Global Web Sites Need Localization
But given the obvious benefits of this approach, it is amazing how often companies still ignore basic aspects of a customer's personality and buying habits -- language, culture and national identity.
The Web is emblematic of this larger problem. Today, fewer than half of Web users are native English speakers, yet nearly 80 percent of Web sites are presented in English only. As global barriers fall and companies look to international markets for growth, this type of closed-minded approach to business needs rethinking.
Though the solution -- e-business globalization -- can appear frighteningly complex at first, there are a few basic elements to consider when designing your globalization marketing strategy.
Think beyond translation. When most people think of global marketing on the Web, a single word leaps to mind -- translation. But translation is only a small part of the challenge of adapting and managing your company's brand on a global basis. Providing the appropriate information to your customers, partners and employees around the world requires addressing not only linguistic barriers but cultural and national boundaries as well. For instance, a banner ad or Web page that works in Quebec won't necessarily work in Paris just because customers in both markets speak French. And as for that great chart that shows how you stack up against your competitors? Don't use it on your German site; it's illegal to do comparative advertising there. In both of these cases, the simple translation fix is a red herring.
The solution is localization. Localization goes beyond simple translation and takes all of your site's content -- including words, images, colors and icon -- adapting them to the tastes, preferences and laws of your target market. For instance, the classic shopping cart icon that is nearly ubiquitous on U.S. consumer e-commerce sites may not be recognizable in countries where people are used to carrying baskets when they shop. A good localized site would take this into account and present those users with an icon that resonates in that market.
The need for speed. Of course, localization is nothing new, and companies have been doing it successfully for centuries (the infamous case of Chevrolet's launch in Mexico of the Nova, which means "it doesn't go" in Spanish, being one of the well-known exceptions). What the Internet brings to the equation are exponentially faster changes to content and instant global distribution. Companies used to roll out products into new markets every three to six months. No longer.
The Internet has made every company instantly global, so when you launch a new product in the United States, customers around the world immediately begin wondering when it will be offered to them. The opportunity cost of delaying an international launch creates enormous pressure to simultaneously roll out your products, services, messaging and support in all markets. To make matters worse, huge amounts of content change constantly, all of which has to be updated for each of your international markets.
The result of these dual drivers is that the volume of content and the speed with which it needs to be updated strains even the largest of the traditional localization services companies. This challenge of quickly localizing and updating large amounts of content is often termed global content management.
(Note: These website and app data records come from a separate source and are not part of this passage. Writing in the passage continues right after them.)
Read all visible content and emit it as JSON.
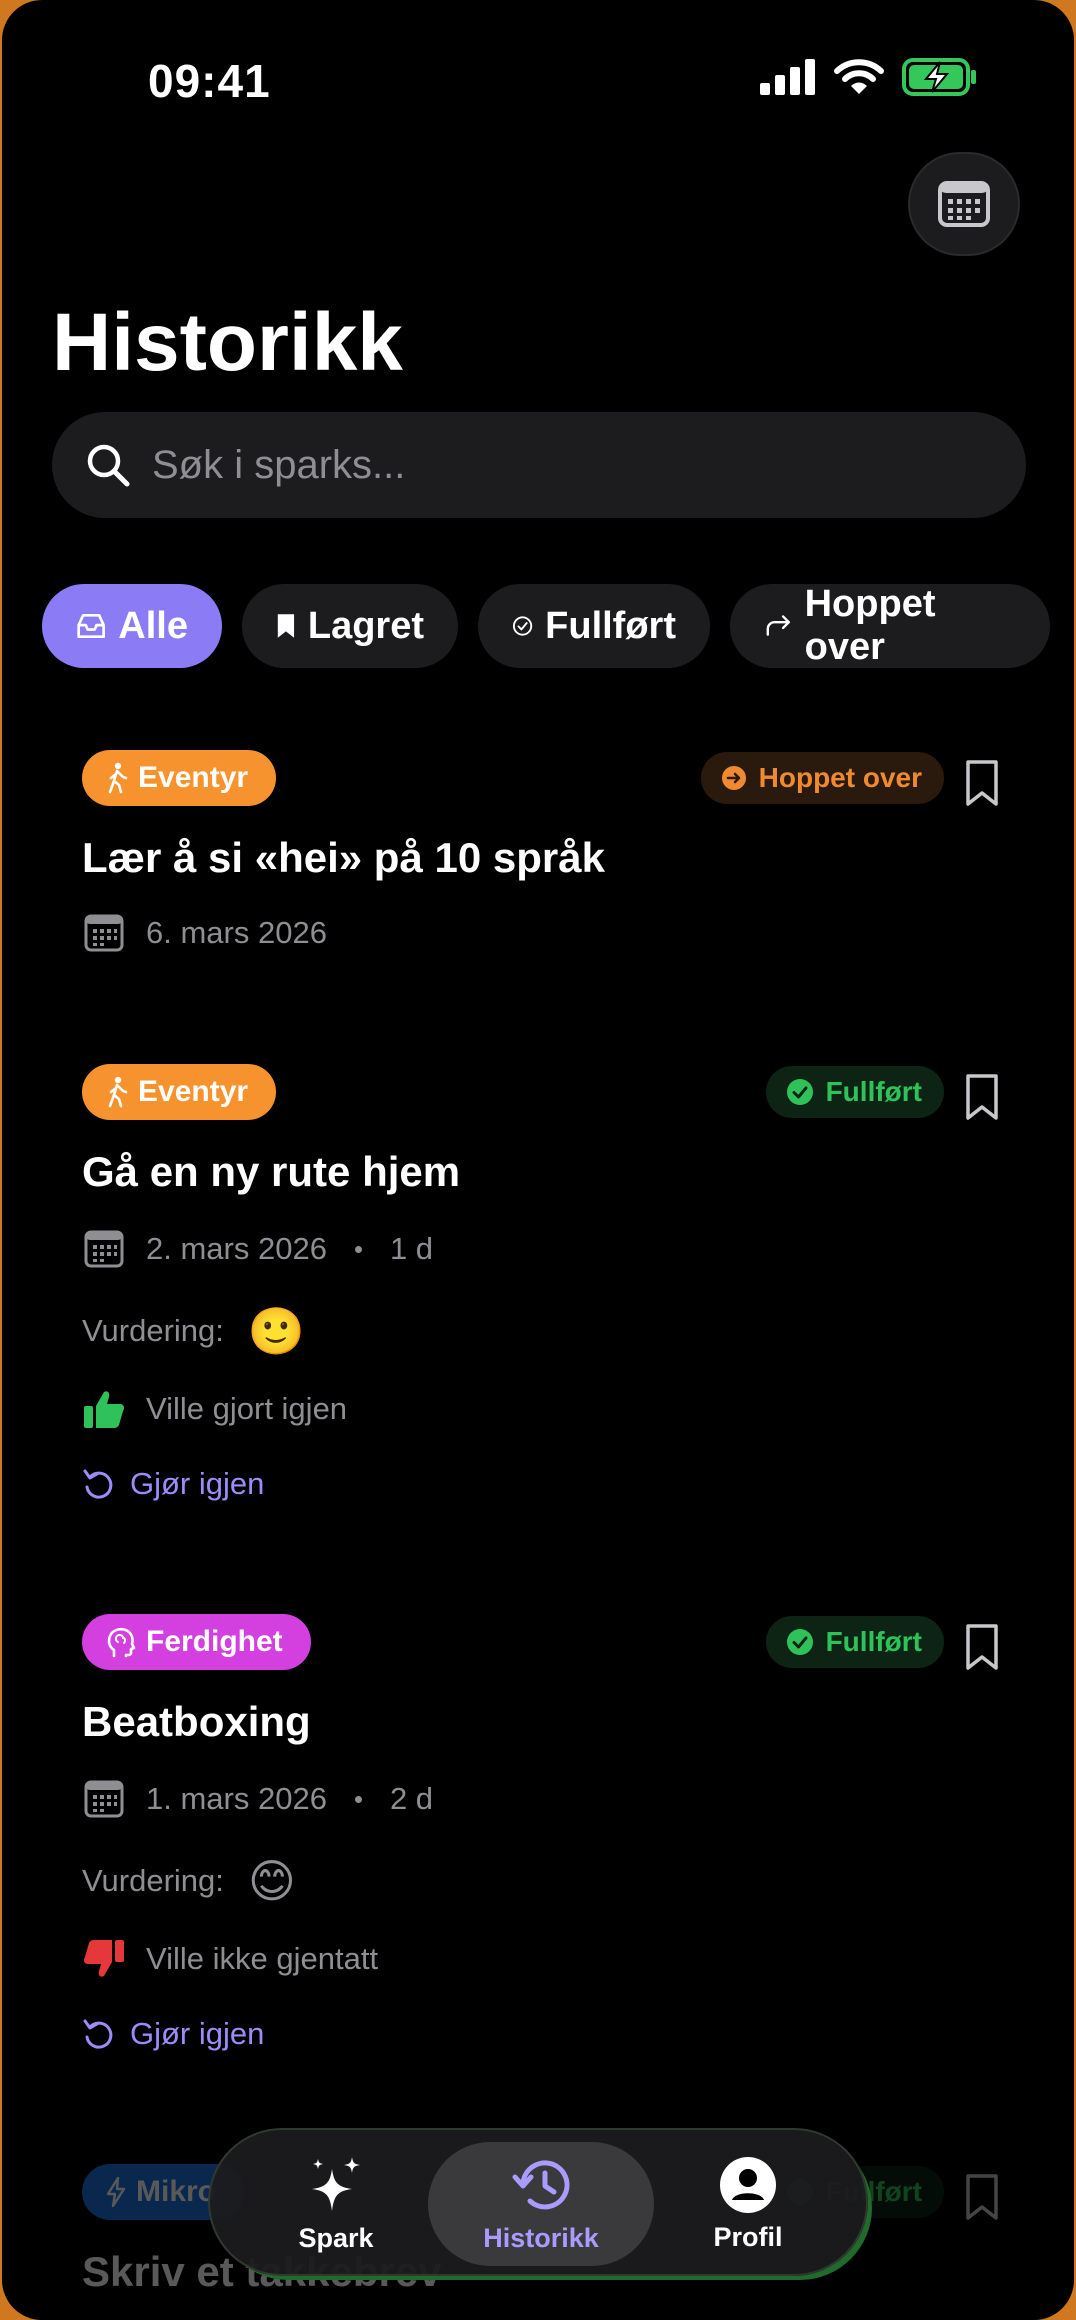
{
  "status_bar": {
    "time": "09:41"
  },
  "page_title": "Historikk",
  "search": {
    "placeholder": "Søk i sparks..."
  },
  "filters": [
    {
      "label": "Alle",
      "icon": "tray-icon",
      "active": true
    },
    {
      "label": "Lagret",
      "icon": "bookmark-icon",
      "active": false
    },
    {
      "label": "Fullført",
      "icon": "check-circle-icon",
      "active": false
    },
    {
      "label": "Hoppet over",
      "icon": "skip-arrow-icon",
      "active": false
    }
  ],
  "cards": [
    {
      "category": "Eventyr",
      "category_color": "#f7932e",
      "status": "Hoppet over",
      "title": "Lær å si «hei» på 10 språk",
      "date": "6. mars 2026"
    },
    {
      "category": "Eventyr",
      "category_color": "#f7932e",
      "status": "Fullført",
      "title": "Gå en ny rute hjem",
      "date": "2. mars 2026",
      "duration": "1 d",
      "rating_label": "Vurdering:",
      "rating_emoji": "🙂",
      "again": "Ville gjort igjen",
      "redo": "Gjør igjen"
    },
    {
      "category": "Ferdighet",
      "category_color": "#d43fe0",
      "status": "Fullført",
      "title": "Beatboxing",
      "date": "1. mars 2026",
      "duration": "2 d",
      "rating_label": "Vurdering:",
      "rating_emoji": "😊",
      "again": "Ville ikke gjentatt",
      "redo": "Gjør igjen"
    },
    {
      "category": "Mikro",
      "category_color": "#1d6fe0",
      "status": "Fullført",
      "title": "Skriv et takkebrev"
    }
  ],
  "tabbar": [
    {
      "label": "Spark",
      "icon": "sparkles-icon",
      "active": false
    },
    {
      "label": "Historikk",
      "icon": "history-icon",
      "active": true
    },
    {
      "label": "Profil",
      "icon": "person-icon",
      "active": false
    }
  ],
  "colors": {
    "accent": "#8b7cf6",
    "skipped": "#f08a30",
    "done": "#2fc25a",
    "thumb_up": "#2fc25a",
    "thumb_down": "#e5383b"
  }
}
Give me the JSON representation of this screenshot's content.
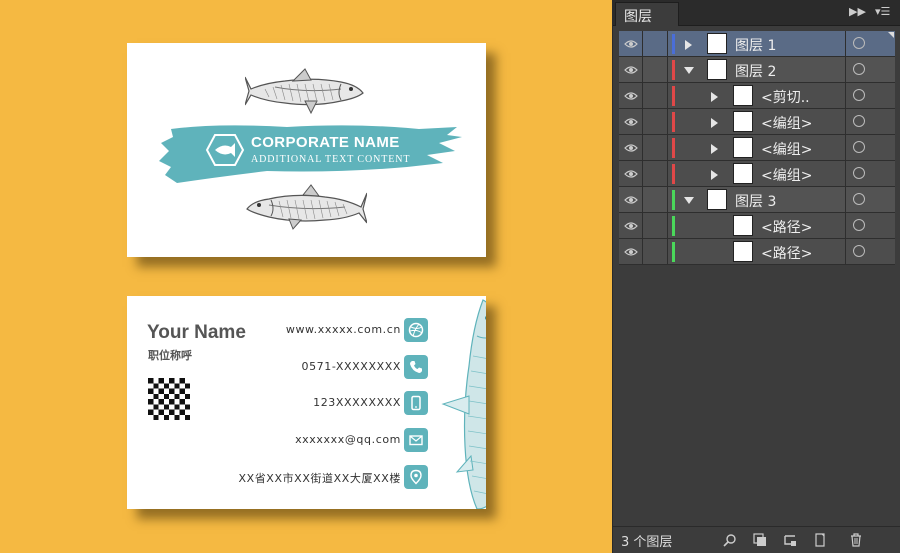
{
  "canvas": {
    "front_card": {
      "company_name": "CORPORATE NAME",
      "company_subtitle": "ADDITIONAL TEXT CONTENT",
      "brand_color": "#5fb3bb"
    },
    "back_card": {
      "name": "Your Name",
      "job_title": "职位称呼",
      "contacts": [
        {
          "icon": "dribbble-icon",
          "text": "www.xxxxx.com.cn"
        },
        {
          "icon": "phone-icon",
          "text": "0571-XXXXXXXX"
        },
        {
          "icon": "mobile-icon",
          "text": "123XXXXXXXX"
        },
        {
          "icon": "mail-icon",
          "text": "xxxxxxx@qq.com"
        },
        {
          "icon": "location-pin-icon",
          "text": "XX省XX市XX街道XX大厦XX楼"
        }
      ]
    }
  },
  "layers_panel": {
    "tab_title": "图层",
    "footer_count": "3 个图层",
    "rows": [
      {
        "label": "图层 1",
        "expanded": false,
        "color": "#4a6ed8",
        "selected": true
      },
      {
        "label": "图层 2",
        "expanded": true,
        "color": "#e04848",
        "selected": false
      },
      {
        "label": "<剪切..",
        "expanded": false,
        "color": "#e04848",
        "selected": false
      },
      {
        "label": "<编组>",
        "expanded": false,
        "color": "#e04848",
        "selected": false
      },
      {
        "label": "<编组>",
        "expanded": false,
        "color": "#e04848",
        "selected": false
      },
      {
        "label": "<编组>",
        "expanded": false,
        "color": "#e04848",
        "selected": false
      },
      {
        "label": "图层 3",
        "expanded": true,
        "color": "#4ad85a",
        "selected": false
      },
      {
        "label": "<路径>",
        "expanded": false,
        "color": "#4ad85a",
        "selected": false
      },
      {
        "label": "<路径>",
        "expanded": false,
        "color": "#4ad85a",
        "selected": false
      }
    ]
  }
}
The way to deal with it is to make global content management a strategic part of your company's global Web strategy. Too often businesses merely call in translators at the end of the process, only to find out that there's not enough time to localize all of the content and that the existing technology was never designed to handle international customers.
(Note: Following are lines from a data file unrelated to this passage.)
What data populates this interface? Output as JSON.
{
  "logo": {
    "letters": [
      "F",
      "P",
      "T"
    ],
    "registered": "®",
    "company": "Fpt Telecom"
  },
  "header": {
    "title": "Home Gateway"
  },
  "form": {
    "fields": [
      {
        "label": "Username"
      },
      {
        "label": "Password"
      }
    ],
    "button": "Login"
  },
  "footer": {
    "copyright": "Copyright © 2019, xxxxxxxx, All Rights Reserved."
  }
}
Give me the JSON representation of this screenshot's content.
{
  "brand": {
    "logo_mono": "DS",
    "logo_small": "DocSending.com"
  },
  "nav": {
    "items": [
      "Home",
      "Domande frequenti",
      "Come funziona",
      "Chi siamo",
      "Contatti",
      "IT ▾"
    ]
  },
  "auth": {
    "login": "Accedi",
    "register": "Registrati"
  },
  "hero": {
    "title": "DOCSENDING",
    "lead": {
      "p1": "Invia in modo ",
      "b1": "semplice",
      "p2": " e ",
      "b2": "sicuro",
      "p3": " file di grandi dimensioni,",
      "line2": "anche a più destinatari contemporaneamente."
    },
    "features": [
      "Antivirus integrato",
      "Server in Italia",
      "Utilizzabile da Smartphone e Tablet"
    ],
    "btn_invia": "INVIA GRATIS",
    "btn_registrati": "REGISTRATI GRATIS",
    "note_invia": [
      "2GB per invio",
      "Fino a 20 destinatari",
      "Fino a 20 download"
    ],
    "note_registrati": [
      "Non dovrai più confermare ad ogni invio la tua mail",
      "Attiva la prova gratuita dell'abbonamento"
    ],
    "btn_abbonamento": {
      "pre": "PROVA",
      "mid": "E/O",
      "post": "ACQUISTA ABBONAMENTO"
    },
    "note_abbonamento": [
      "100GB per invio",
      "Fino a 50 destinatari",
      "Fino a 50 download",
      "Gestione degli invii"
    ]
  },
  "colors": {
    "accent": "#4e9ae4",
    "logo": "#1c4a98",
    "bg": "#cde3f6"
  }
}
By aligning your global business objective with your Web strategy and creating a plan that takes into account localization needs, you can ensure that all of your customers receive equal treatment on your site.
Centralized versus decentralized control. One of the classic challenges of managing a global brand is how much autonomy you give to local marketing managers. Until recently, only very large or inherently global companies had this problem. Today it's an issue every executive with a Web site needs to address, even if the local marketing manager for Asia-Pacific sits in the cube next to you.
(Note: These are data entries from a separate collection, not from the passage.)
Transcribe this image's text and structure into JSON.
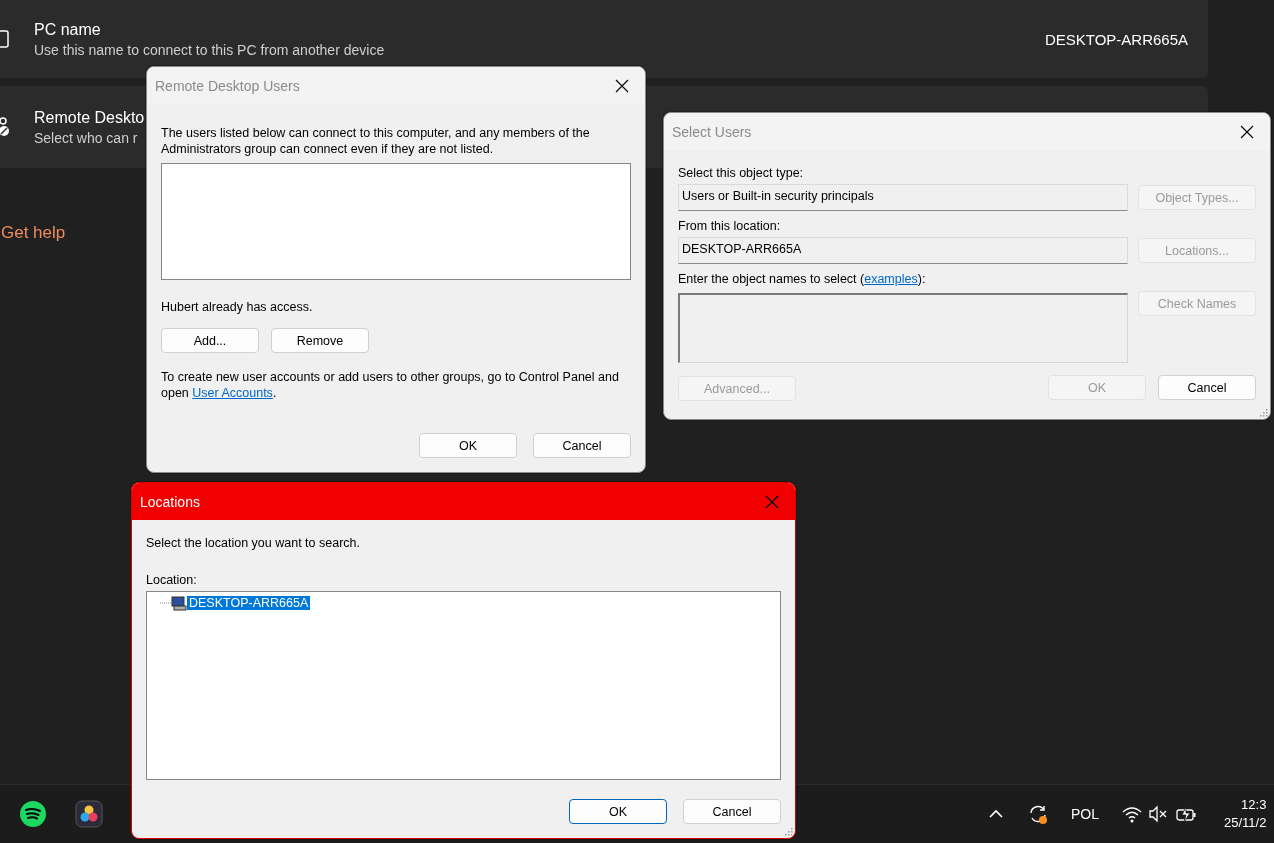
{
  "settings": {
    "cards": [
      {
        "title": "PC name",
        "subtitle": "Use this name to connect to this PC from another device",
        "value": "DESKTOP-ARR665A",
        "kind": "name"
      },
      {
        "title": "Remote Deskto",
        "subtitle": "Select who can r",
        "kind": "users"
      }
    ],
    "help_link": "Get help"
  },
  "remote_desktop_users": {
    "title": "Remote Desktop Users",
    "active": false,
    "description": "The users listed below can connect to this computer, and any members of the Administrators group can connect even if they are not listed.",
    "access_note": "Hubert already has access.",
    "buttons": [
      {
        "label": "Add...",
        "disabled": false
      },
      {
        "label": "Remove",
        "disabled": false
      }
    ],
    "footer_text": "To create new user accounts or add users to other groups, go to Control Panel and open ",
    "footer_link": "User Accounts",
    "footer_end": ".",
    "dialog_buttons": [
      {
        "label": "OK",
        "disabled": false,
        "default": false
      },
      {
        "label": "Cancel",
        "disabled": false,
        "default": false
      }
    ]
  },
  "select_users": {
    "title": "Select Users",
    "active": false,
    "rows": [
      {
        "label": "Select this object type:",
        "value": "Users or Built-in security principals",
        "button": {
          "label": "Object Types...",
          "disabled": true
        },
        "kind": "field"
      },
      {
        "label": "From this location:",
        "value": "DESKTOP-ARR665A",
        "button": {
          "label": "Locations...",
          "disabled": true
        },
        "kind": "field"
      },
      {
        "label": "Enter the object names to select (",
        "link": "examples",
        "label_end": "):",
        "button": {
          "label": "Check Names",
          "disabled": true
        },
        "kind": "textarea"
      }
    ],
    "advanced": {
      "label": "Advanced...",
      "disabled": true
    },
    "dialog_buttons": [
      {
        "label": "OK",
        "disabled": true,
        "default": false
      },
      {
        "label": "Cancel",
        "disabled": false,
        "default": false
      }
    ]
  },
  "locations": {
    "title": "Locations",
    "active": true,
    "description": "Select the location you want to search.",
    "tree_label": "Location:",
    "tree": [
      {
        "label": "DESKTOP-ARR665A",
        "selected": true
      }
    ],
    "dialog_buttons": [
      {
        "label": "OK",
        "disabled": false,
        "default": true
      },
      {
        "label": "Cancel",
        "disabled": false,
        "default": false
      }
    ]
  },
  "taskbar": {
    "language": "POL",
    "time": "12:3",
    "date": "25/11/2"
  }
}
Until recently there were two main ways companies approached this problem in their Web strategies. The first is a centralized model, in which all content is developed in the home country, then pushed out to the regional sites. With a centralized approach come the benefits of lower costs through economies of scale, the potential for increased global awareness and the advantage of having a single set of messages that consumers will see anywhere in the world. The risk is that this one-size-fits-all approach will not appeal to -- or may even offend -- certain customers by creating inappropriate associations.
The alternative approach is to cede control over the international sites to local marketing managers who are fully responsible for developing the look and feel, content and offers on the site. This allows the people in-country who know the market best to adapt the message and create the type of personal relationship with consumers that can lead to increased market share. The downside to this approach is that production costs rise, brand management becomes more fragmented and there is the potential for the core brand values to become diluted as the message is presented differently in each country.
The best approach is a hybrid, or distributed model. Companies using this approach design their sites with localization in mind, building on a globalized Web infrastructure and creating areas for global branding, regional messaging and locally developed content. In this way they can control the global brand, while giving local managers the ability to tailor content to their particular market's needs.
Choosing this course gives companies the options of publishing content out from the corporate site to the international sites, producing some content locally or enabling a local site to use content that is drawn from other regional sites around the world. This approach, while enormously effective, can be more difficult to manage. For this reason, many companies turn to technology solutions designed to make the process work efficiently.
As you can see, the challenges of Web globalization go far beyond translation, but the benefits are well worth it. Studies have found that users stay twice as long on a site and are three times as likely to buy when the information is presented in their own language. And that can take you a long way toward the most popular buzzword of all: profitability.